» **Problem to work on**
What the response needs is every record, repeated verbatim, and no images.

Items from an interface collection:

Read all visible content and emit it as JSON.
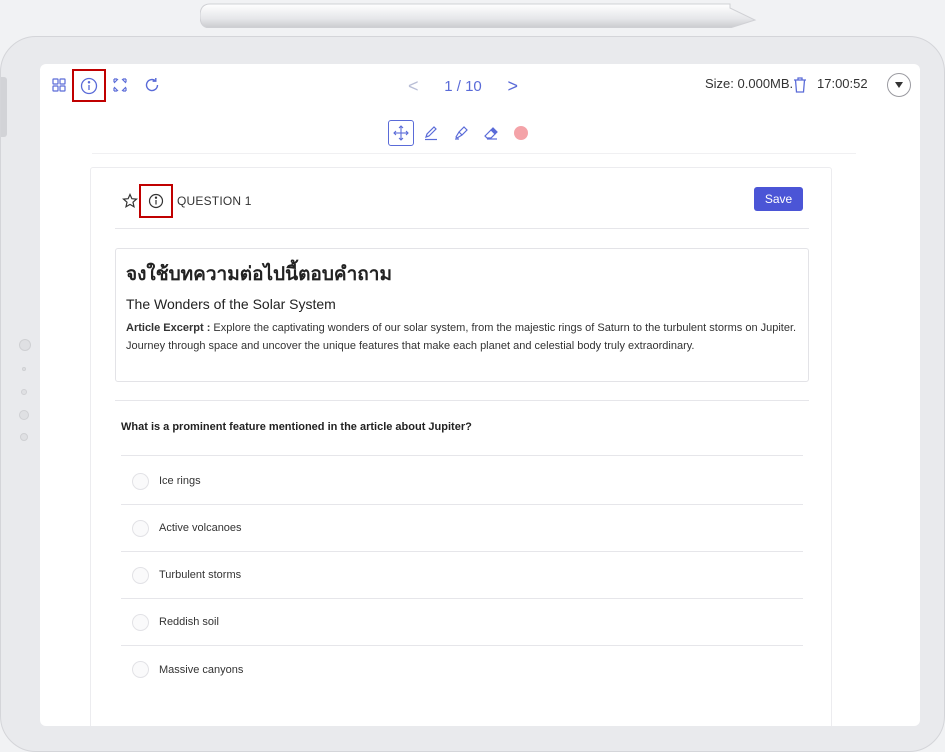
{
  "toolbar": {
    "page_current": "1",
    "page_separator": "/",
    "page_total": "10",
    "size_text": "Size: 0.000MB.",
    "time_text": "17:00:52",
    "icons": [
      "grid-icon",
      "info-icon",
      "fullscreen-icon",
      "refresh-icon",
      "trash-icon",
      "chevron-down-icon"
    ],
    "accent_color": "#5a6bd8"
  },
  "drawing_tools": {
    "icons": [
      "move-icon",
      "pen-icon",
      "highlighter-icon",
      "eraser-icon",
      "color-swatch"
    ],
    "swatch_color": "#f4a3a8"
  },
  "question": {
    "title": "QUESTION 1",
    "save_label": "Save",
    "save_color": "#4b55d6"
  },
  "article": {
    "heading": "จงใช้บทความต่อไปนี้ตอบคำถาม",
    "subheading": "The Wonders of the Solar System",
    "excerpt_label": "Article Excerpt :",
    "excerpt_text": " Explore the captivating wonders of our solar system, from the majestic rings of Saturn to the turbulent storms on Jupiter. Journey through space and uncover the unique features that make each planet and celestial body truly extraordinary."
  },
  "prompt": "What is a prominent feature mentioned in the article about Jupiter?",
  "options": [
    {
      "label": "Ice rings"
    },
    {
      "label": "Active volcanoes"
    },
    {
      "label": "Turbulent storms"
    },
    {
      "label": "Reddish soil"
    },
    {
      "label": "Massive canyons"
    }
  ]
}
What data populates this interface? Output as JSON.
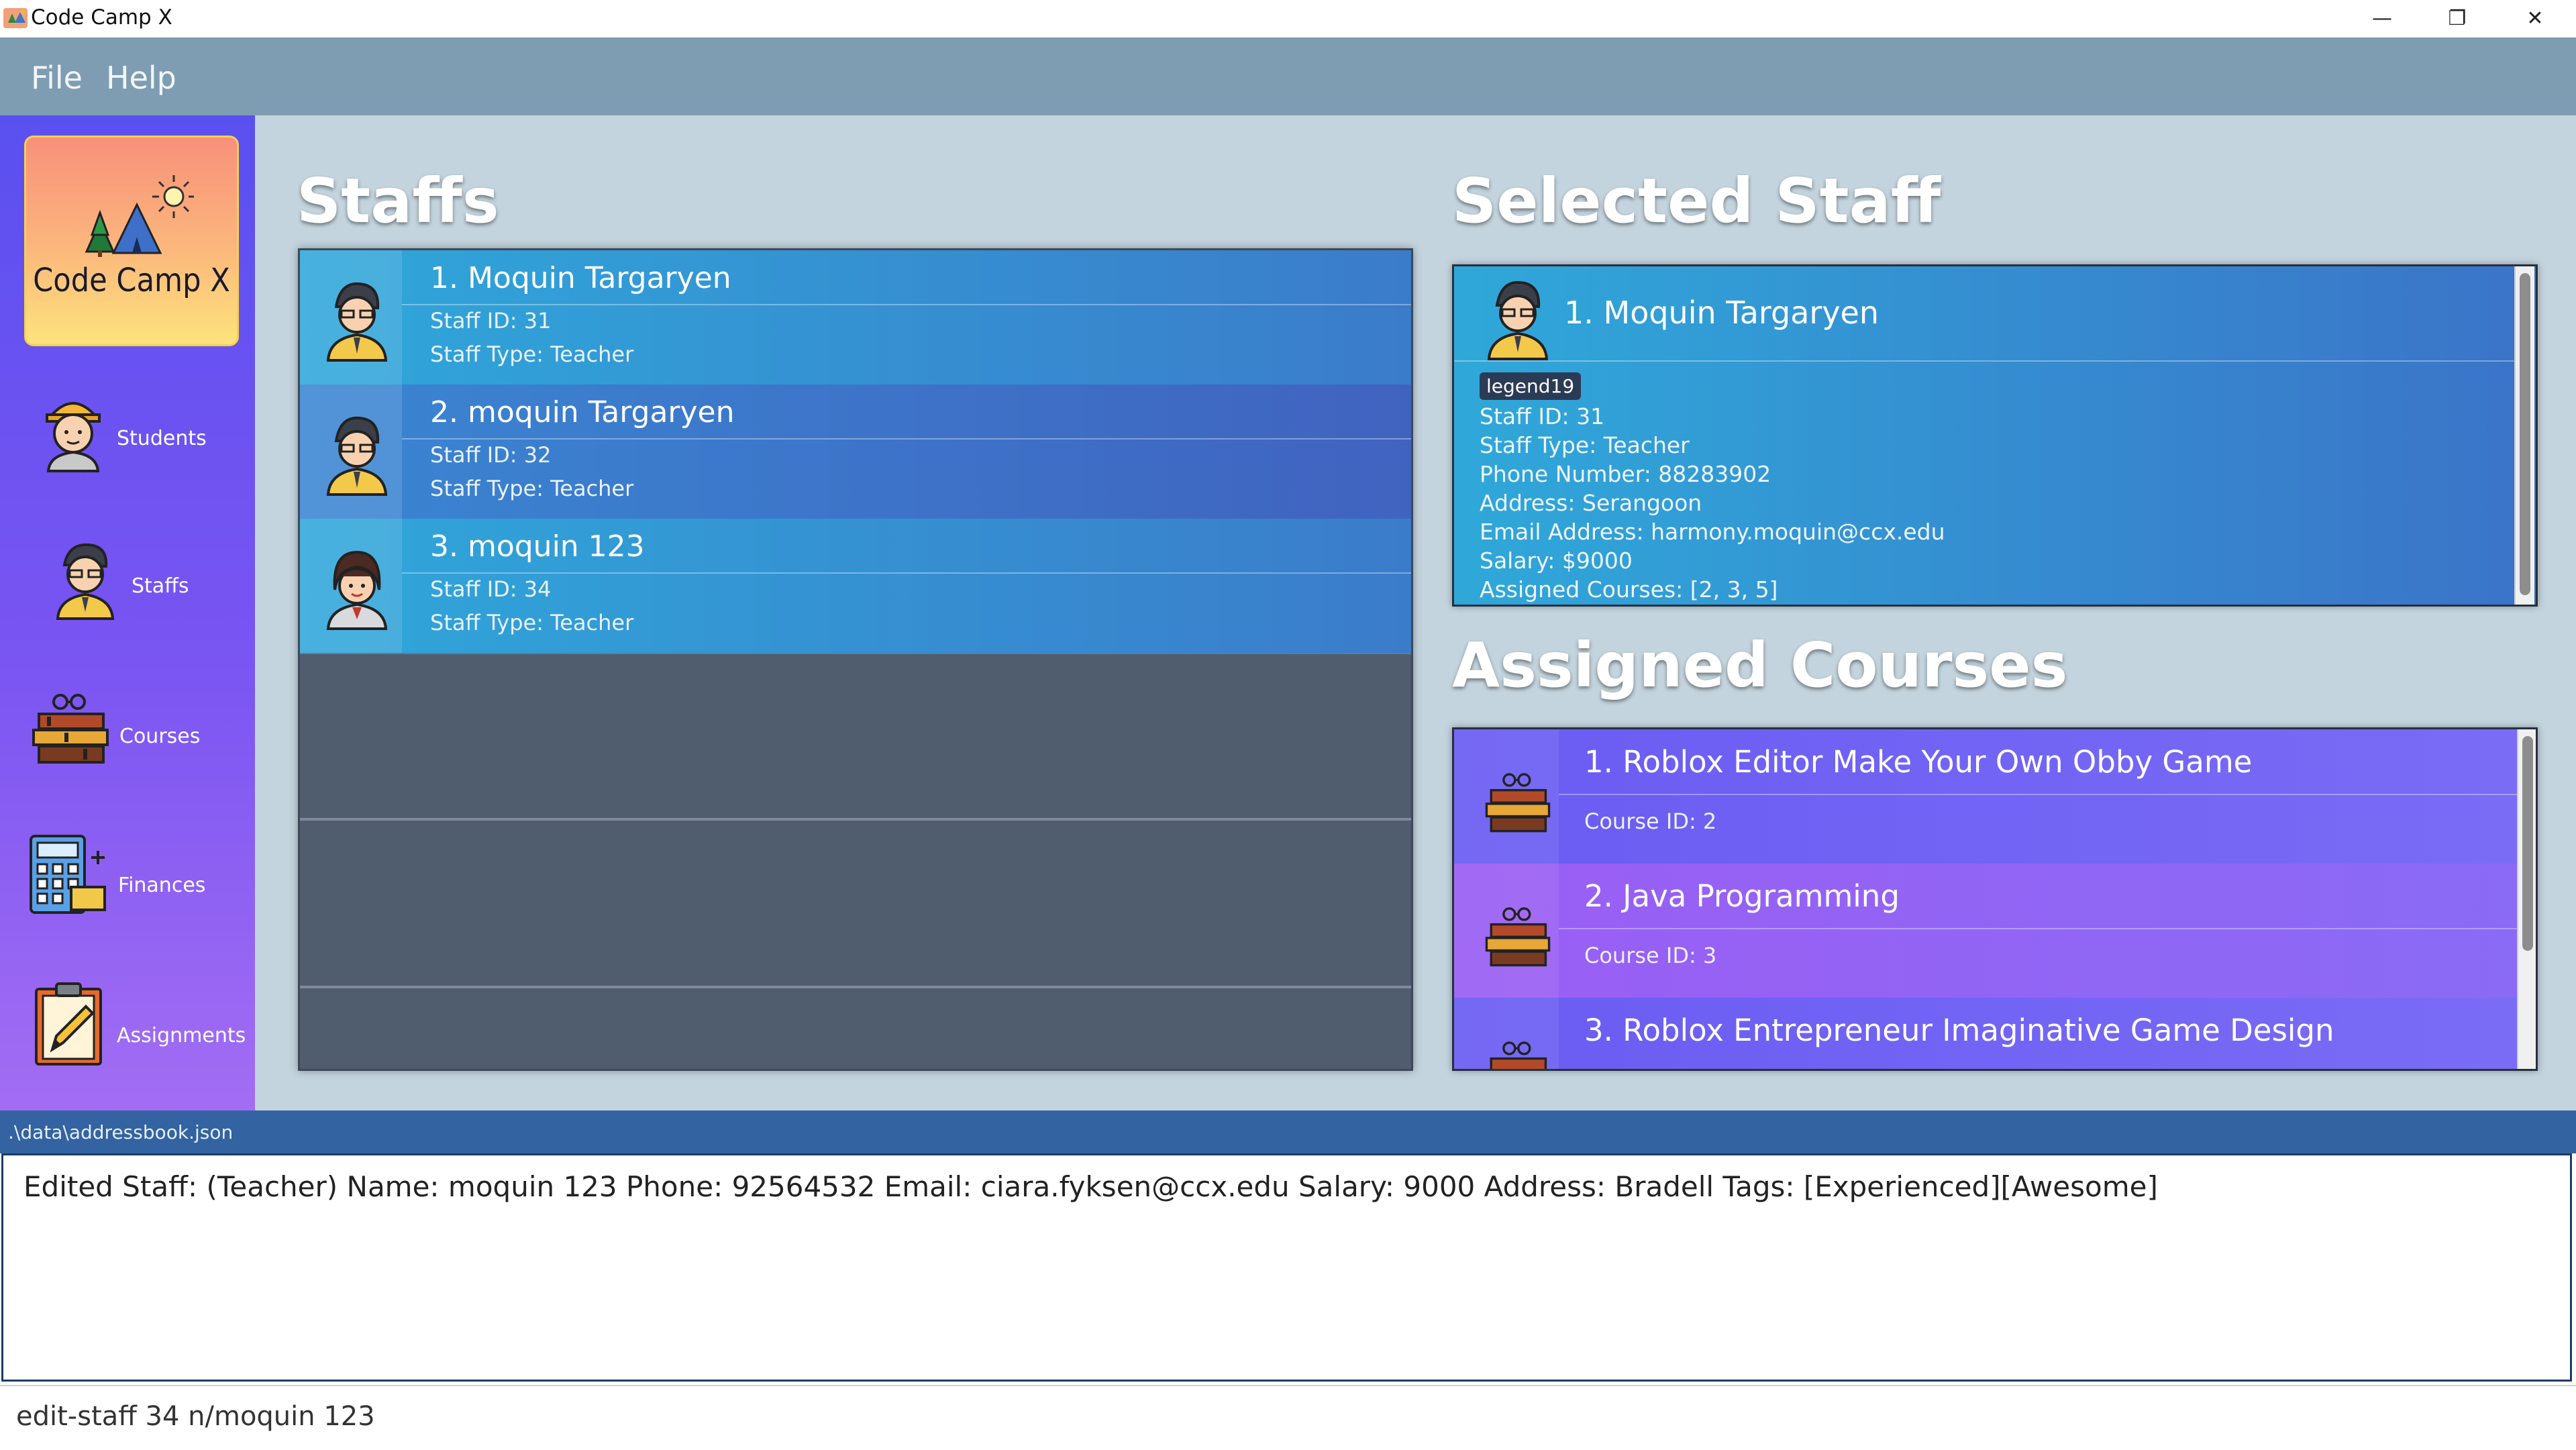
{
  "window": {
    "title": "Code Camp X",
    "controls": [
      "—",
      "❐",
      "✕"
    ]
  },
  "menu": {
    "items": [
      "File",
      "Help"
    ]
  },
  "sidebar": {
    "logo_text": "Code Camp X",
    "items": [
      {
        "label": "Students",
        "icon": "student-icon"
      },
      {
        "label": "Staffs",
        "icon": "staff-icon"
      },
      {
        "label": "Courses",
        "icon": "books-icon"
      },
      {
        "label": "Finances",
        "icon": "calculator-icon"
      },
      {
        "label": "Assignments",
        "icon": "clipboard-pencil-icon"
      }
    ]
  },
  "staffs": {
    "title": "Staffs",
    "items": [
      {
        "name": "1. Moquin Targaryen",
        "id": "Staff ID: 31",
        "type": "Staff Type: Teacher",
        "avatar": "male"
      },
      {
        "name": "2. moquin Targaryen",
        "id": "Staff ID: 32",
        "type": "Staff Type: Teacher",
        "avatar": "male"
      },
      {
        "name": "3. moquin 123",
        "id": "Staff ID: 34",
        "type": "Staff Type: Teacher",
        "avatar": "female"
      }
    ]
  },
  "selected_staff": {
    "title": "Selected Staff",
    "name": "1.  Moquin Targaryen",
    "tag": "legend19",
    "lines": [
      "Staff ID: 31",
      "Staff Type: Teacher",
      "Phone Number: 88283902",
      "Address: Serangoon",
      "Email Address: harmony.moquin@ccx.edu",
      "Salary: $9000",
      "Assigned Courses: [2, 3, 5]"
    ]
  },
  "assigned_courses": {
    "title": "Assigned Courses",
    "items": [
      {
        "name": "1. Roblox Editor Make Your Own Obby Game",
        "id": "Course ID: 2"
      },
      {
        "name": "2. Java Programming",
        "id": "Course ID: 3"
      },
      {
        "name": "3. Roblox Entrepreneur Imaginative Game Design",
        "id": ""
      }
    ]
  },
  "status": {
    "path": ".\\data\\addressbook.json"
  },
  "result": {
    "text": "Edited Staff: (Teacher) Name: moquin 123 Phone: 92564532 Email: ciara.fyksen@ccx.edu Salary: 9000 Address: Bradell Tags: [Experienced][Awesome]"
  },
  "command": {
    "value": "edit-staff 34 n/moquin 123"
  },
  "colors": {
    "menubar": "#7f9db2",
    "sidebar_top": "#5a50f0",
    "sidebar_bottom": "#a36df3",
    "staff_row_a": "#2f9fd8",
    "staff_row_b": "#3f72c9",
    "course_row": "#7b5cf0",
    "statusbar": "#3363a0"
  }
}
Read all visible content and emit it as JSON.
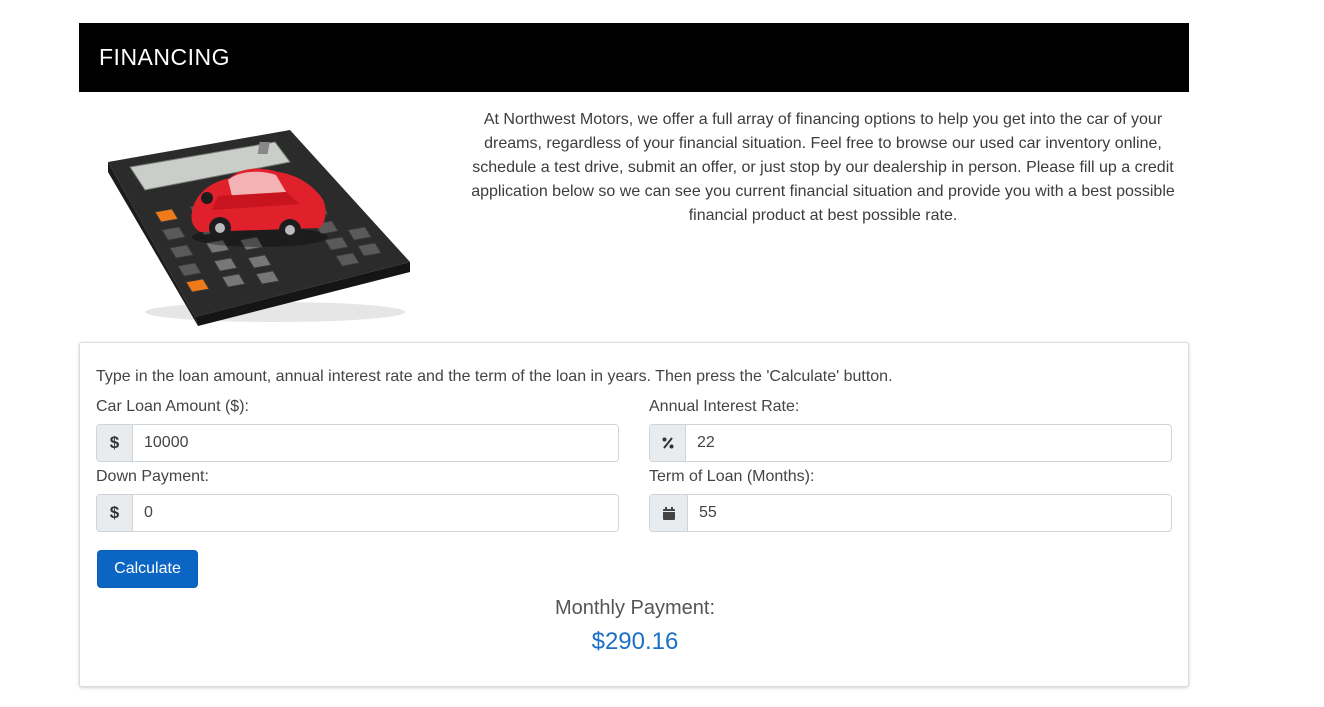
{
  "header": {
    "title": "FINANCING"
  },
  "intro": {
    "text": "At Northwest Motors, we offer a full array of financing options to help you get into the car of your dreams, regardless of your financial situation. Feel free to browse our used car inventory online, schedule a test drive, submit an offer, or just stop by our dealership in person. Please fill up a credit application below so we can see you current financial situation and provide you with a best possible financial product at best possible rate."
  },
  "image": {
    "icon": "calculator-with-red-car"
  },
  "calculator": {
    "instructions": "Type in the loan amount, annual interest rate and the term of the loan in years. Then press the 'Calculate' button.",
    "loan_amount": {
      "label": "Car Loan Amount ($):",
      "addon": "$",
      "value": "10000"
    },
    "interest_rate": {
      "label": "Annual Interest Rate:",
      "addon": "%",
      "value": "22"
    },
    "down_payment": {
      "label": "Down Payment:",
      "addon": "$",
      "value": "0"
    },
    "term": {
      "label": "Term of Loan (Months):",
      "addon_icon": "calendar-icon",
      "value": "55"
    },
    "button_label": "Calculate",
    "result_label": "Monthly Payment:",
    "result_value": "$290.16"
  },
  "colors": {
    "header_bg": "#000000",
    "button": "#0a66c2",
    "result": "#1c6fc4"
  }
}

» **Response to this exercise**
Read all visible content and emit it as JSON.
{
  "toolbar": {
    "page_current": "1",
    "page_separator": "/",
    "page_total": "10",
    "size_text": "Size: 0.000MB.",
    "time_text": "17:00:52",
    "icons": [
      "grid-icon",
      "info-icon",
      "fullscreen-icon",
      "refresh-icon",
      "trash-icon",
      "chevron-down-icon"
    ],
    "accent_color": "#5a6bd8"
  },
  "drawing_tools": {
    "icons": [
      "move-icon",
      "pen-icon",
      "highlighter-icon",
      "eraser-icon",
      "color-swatch"
    ],
    "swatch_color": "#f4a3a8"
  },
  "question": {
    "title": "QUESTION 1",
    "save_label": "Save",
    "save_color": "#4b55d6"
  },
  "article": {
    "heading": "จงใช้บทความต่อไปนี้ตอบคำถาม",
    "subheading": "The Wonders of the Solar System",
    "excerpt_label": "Article Excerpt :",
    "excerpt_text": " Explore the captivating wonders of our solar system, from the majestic rings of Saturn to the turbulent storms on Jupiter. Journey through space and uncover the unique features that make each planet and celestial body truly extraordinary."
  },
  "prompt": "What is a prominent feature mentioned in the article about Jupiter?",
  "options": [
    {
      "label": "Ice rings"
    },
    {
      "label": "Active volcanoes"
    },
    {
      "label": "Turbulent storms"
    },
    {
      "label": "Reddish soil"
    },
    {
      "label": "Massive canyons"
    }
  ]
}
What data populates this interface? Output as JSON.
{
  "window": {
    "title": "Code Camp X",
    "controls": [
      "—",
      "❐",
      "✕"
    ]
  },
  "menu": {
    "items": [
      "File",
      "Help"
    ]
  },
  "sidebar": {
    "logo_text": "Code Camp X",
    "items": [
      {
        "label": "Students",
        "icon": "student-icon"
      },
      {
        "label": "Staffs",
        "icon": "staff-icon"
      },
      {
        "label": "Courses",
        "icon": "books-icon"
      },
      {
        "label": "Finances",
        "icon": "calculator-icon"
      },
      {
        "label": "Assignments",
        "icon": "clipboard-pencil-icon"
      }
    ]
  },
  "staffs": {
    "title": "Staffs",
    "items": [
      {
        "name": "1. Moquin Targaryen",
        "id": "Staff ID: 31",
        "type": "Staff Type: Teacher",
        "avatar": "male"
      },
      {
        "name": "2. moquin Targaryen",
        "id": "Staff ID: 32",
        "type": "Staff Type: Teacher",
        "avatar": "male"
      },
      {
        "name": "3. moquin 123",
        "id": "Staff ID: 34",
        "type": "Staff Type: Teacher",
        "avatar": "female"
      }
    ]
  },
  "selected_staff": {
    "title": "Selected Staff",
    "name": "1.  Moquin Targaryen",
    "tag": "legend19",
    "lines": [
      "Staff ID: 31",
      "Staff Type: Teacher",
      "Phone Number: 88283902",
      "Address: Serangoon",
      "Email Address: harmony.moquin@ccx.edu",
      "Salary: $9000",
      "Assigned Courses: [2, 3, 5]"
    ]
  },
  "assigned_courses": {
    "title": "Assigned Courses",
    "items": [
      {
        "name": "1. Roblox Editor Make Your Own Obby Game",
        "id": "Course ID: 2"
      },
      {
        "name": "2. Java Programming",
        "id": "Course ID: 3"
      },
      {
        "name": "3. Roblox Entrepreneur Imaginative Game Design",
        "id": ""
      }
    ]
  },
  "status": {
    "path": ".\\data\\addressbook.json"
  },
  "result": {
    "text": "Edited Staff: (Teacher) Name: moquin 123 Phone: 92564532 Email: ciara.fyksen@ccx.edu Salary: 9000 Address: Bradell Tags: [Experienced][Awesome]"
  },
  "command": {
    "value": "edit-staff 34 n/moquin 123"
  },
  "colors": {
    "menubar": "#7f9db2",
    "sidebar_top": "#5a50f0",
    "sidebar_bottom": "#a36df3",
    "staff_row_a": "#2f9fd8",
    "staff_row_b": "#3f72c9",
    "course_row": "#7b5cf0",
    "statusbar": "#3363a0"
  }
}
Read all visible content and emit it as JSON.
{
  "header": {
    "title": "FINANCING"
  },
  "intro": {
    "text": "At Northwest Motors, we offer a full array of financing options to help you get into the car of your dreams, regardless of your financial situation. Feel free to browse our used car inventory online, schedule a test drive, submit an offer, or just stop by our dealership in person. Please fill up a credit application below so we can see you current financial situation and provide you with a best possible financial product at best possible rate."
  },
  "image": {
    "icon": "calculator-with-red-car"
  },
  "calculator": {
    "instructions": "Type in the loan amount, annual interest rate and the term of the loan in years. Then press the 'Calculate' button.",
    "loan_amount": {
      "label": "Car Loan Amount ($):",
      "addon": "$",
      "value": "10000"
    },
    "interest_rate": {
      "label": "Annual Interest Rate:",
      "addon": "%",
      "value": "22"
    },
    "down_payment": {
      "label": "Down Payment:",
      "addon": "$",
      "value": "0"
    },
    "term": {
      "label": "Term of Loan (Months):",
      "addon_icon": "calendar-icon",
      "value": "55"
    },
    "button_label": "Calculate",
    "result_label": "Monthly Payment:",
    "result_value": "$290.16"
  },
  "colors": {
    "header_bg": "#000000",
    "button": "#0a66c2",
    "result": "#1c6fc4"
  }
}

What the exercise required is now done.